__Required action__.
Filter the entries below, keeping only lines with "handle".

__Entries provided__.
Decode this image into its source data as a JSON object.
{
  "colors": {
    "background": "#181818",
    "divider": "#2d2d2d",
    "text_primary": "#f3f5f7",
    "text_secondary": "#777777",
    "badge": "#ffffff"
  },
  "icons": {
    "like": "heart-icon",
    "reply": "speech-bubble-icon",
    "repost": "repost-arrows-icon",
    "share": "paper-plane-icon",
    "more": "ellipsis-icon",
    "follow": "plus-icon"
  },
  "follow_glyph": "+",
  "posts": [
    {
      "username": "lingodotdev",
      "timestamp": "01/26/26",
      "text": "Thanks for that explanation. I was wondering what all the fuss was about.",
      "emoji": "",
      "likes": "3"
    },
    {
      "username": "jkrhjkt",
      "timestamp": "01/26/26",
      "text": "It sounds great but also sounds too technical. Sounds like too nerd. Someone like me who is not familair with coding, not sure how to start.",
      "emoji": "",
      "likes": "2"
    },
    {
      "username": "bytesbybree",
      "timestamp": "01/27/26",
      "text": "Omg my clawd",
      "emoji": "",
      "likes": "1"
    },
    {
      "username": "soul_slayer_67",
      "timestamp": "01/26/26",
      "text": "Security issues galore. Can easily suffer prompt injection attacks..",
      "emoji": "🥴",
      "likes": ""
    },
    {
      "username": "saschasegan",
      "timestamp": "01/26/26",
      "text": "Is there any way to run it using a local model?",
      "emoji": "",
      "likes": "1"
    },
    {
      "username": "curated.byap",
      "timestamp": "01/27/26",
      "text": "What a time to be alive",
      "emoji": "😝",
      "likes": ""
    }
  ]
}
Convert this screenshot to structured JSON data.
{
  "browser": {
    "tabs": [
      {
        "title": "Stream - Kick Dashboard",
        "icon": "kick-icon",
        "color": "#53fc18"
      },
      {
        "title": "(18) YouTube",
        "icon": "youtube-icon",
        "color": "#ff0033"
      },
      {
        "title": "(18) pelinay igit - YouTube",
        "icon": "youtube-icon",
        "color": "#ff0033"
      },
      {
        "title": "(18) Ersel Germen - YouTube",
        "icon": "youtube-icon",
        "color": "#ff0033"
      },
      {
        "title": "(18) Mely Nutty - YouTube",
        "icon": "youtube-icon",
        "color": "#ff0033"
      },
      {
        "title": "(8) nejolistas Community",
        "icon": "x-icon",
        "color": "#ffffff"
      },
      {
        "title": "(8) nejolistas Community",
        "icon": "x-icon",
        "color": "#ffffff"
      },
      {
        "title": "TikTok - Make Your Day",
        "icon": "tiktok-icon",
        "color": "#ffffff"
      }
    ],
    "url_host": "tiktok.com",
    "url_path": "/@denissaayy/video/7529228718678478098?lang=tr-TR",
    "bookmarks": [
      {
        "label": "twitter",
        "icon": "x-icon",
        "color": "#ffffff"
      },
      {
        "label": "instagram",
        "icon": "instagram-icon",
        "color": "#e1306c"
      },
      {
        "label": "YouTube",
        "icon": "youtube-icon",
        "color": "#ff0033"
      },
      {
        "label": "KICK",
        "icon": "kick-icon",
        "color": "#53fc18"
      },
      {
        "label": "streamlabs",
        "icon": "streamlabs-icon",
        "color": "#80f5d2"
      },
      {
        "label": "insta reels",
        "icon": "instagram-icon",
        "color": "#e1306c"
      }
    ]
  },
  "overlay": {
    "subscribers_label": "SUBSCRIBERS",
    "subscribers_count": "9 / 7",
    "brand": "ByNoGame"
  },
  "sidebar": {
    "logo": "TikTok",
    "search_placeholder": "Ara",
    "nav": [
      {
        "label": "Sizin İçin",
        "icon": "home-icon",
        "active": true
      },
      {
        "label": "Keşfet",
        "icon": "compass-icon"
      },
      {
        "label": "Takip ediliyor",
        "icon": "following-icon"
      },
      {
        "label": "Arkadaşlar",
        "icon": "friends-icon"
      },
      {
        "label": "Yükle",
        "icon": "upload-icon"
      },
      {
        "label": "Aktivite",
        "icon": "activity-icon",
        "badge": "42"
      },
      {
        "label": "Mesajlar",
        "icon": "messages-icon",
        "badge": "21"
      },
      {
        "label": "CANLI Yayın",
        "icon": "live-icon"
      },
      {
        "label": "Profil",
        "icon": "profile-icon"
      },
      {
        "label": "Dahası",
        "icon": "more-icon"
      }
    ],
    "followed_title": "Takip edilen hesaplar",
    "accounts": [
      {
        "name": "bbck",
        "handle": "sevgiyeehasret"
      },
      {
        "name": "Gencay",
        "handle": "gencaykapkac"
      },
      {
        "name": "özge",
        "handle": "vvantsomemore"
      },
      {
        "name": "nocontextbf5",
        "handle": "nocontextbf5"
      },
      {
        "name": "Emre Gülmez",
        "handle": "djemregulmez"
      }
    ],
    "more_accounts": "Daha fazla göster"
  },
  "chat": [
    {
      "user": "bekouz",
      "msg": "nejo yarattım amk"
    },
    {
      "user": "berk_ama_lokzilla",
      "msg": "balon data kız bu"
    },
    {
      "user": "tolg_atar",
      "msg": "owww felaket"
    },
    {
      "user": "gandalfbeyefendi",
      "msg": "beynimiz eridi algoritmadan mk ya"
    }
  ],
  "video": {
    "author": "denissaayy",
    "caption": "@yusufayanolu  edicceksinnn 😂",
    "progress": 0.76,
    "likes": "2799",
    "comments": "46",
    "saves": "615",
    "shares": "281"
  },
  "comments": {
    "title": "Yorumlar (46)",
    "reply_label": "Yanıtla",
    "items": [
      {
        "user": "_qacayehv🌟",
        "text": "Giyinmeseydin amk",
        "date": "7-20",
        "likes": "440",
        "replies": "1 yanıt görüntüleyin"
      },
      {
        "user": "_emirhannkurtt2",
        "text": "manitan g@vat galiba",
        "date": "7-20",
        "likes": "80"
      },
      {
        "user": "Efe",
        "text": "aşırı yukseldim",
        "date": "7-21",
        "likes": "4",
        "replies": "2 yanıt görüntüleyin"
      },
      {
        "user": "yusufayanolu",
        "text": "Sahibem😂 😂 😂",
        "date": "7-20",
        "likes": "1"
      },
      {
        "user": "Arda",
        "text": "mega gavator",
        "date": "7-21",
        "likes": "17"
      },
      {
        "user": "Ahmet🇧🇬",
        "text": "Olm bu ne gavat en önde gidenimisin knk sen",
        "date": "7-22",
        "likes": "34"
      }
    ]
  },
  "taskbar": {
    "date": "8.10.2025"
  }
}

__Answer area__.
        "handle": "sevgiyeehasret"
        "handle": "gencaykapkac"
        "handle": "vvantsomemore"
        "handle": "nocontextbf5"
        "handle": "djemregulmez"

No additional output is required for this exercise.